● Problem statement
In the entries below, find every line holding the string "icon" and collect it.

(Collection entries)
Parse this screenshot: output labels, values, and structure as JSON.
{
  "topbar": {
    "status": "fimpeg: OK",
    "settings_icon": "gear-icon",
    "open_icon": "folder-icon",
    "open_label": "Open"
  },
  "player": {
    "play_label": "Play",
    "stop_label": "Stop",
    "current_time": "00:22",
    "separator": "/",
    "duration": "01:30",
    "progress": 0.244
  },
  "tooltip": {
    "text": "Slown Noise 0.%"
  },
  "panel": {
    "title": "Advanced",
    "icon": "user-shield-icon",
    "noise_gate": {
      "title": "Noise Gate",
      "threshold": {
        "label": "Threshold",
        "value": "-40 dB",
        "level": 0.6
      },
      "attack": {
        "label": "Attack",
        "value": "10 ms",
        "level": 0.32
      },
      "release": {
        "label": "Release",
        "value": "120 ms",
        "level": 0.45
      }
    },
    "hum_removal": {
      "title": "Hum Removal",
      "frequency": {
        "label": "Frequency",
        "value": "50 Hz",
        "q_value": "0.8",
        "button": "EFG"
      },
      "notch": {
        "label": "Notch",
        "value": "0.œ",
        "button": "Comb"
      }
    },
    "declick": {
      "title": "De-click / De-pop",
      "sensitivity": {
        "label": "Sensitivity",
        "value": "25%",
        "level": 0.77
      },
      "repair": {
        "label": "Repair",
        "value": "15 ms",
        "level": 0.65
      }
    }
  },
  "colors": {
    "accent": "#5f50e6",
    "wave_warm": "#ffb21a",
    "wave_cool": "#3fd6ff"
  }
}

● Output
    "settings_icon": "gear-icon",
    "open_icon": "folder-icon",
    "icon": "user-shield-icon",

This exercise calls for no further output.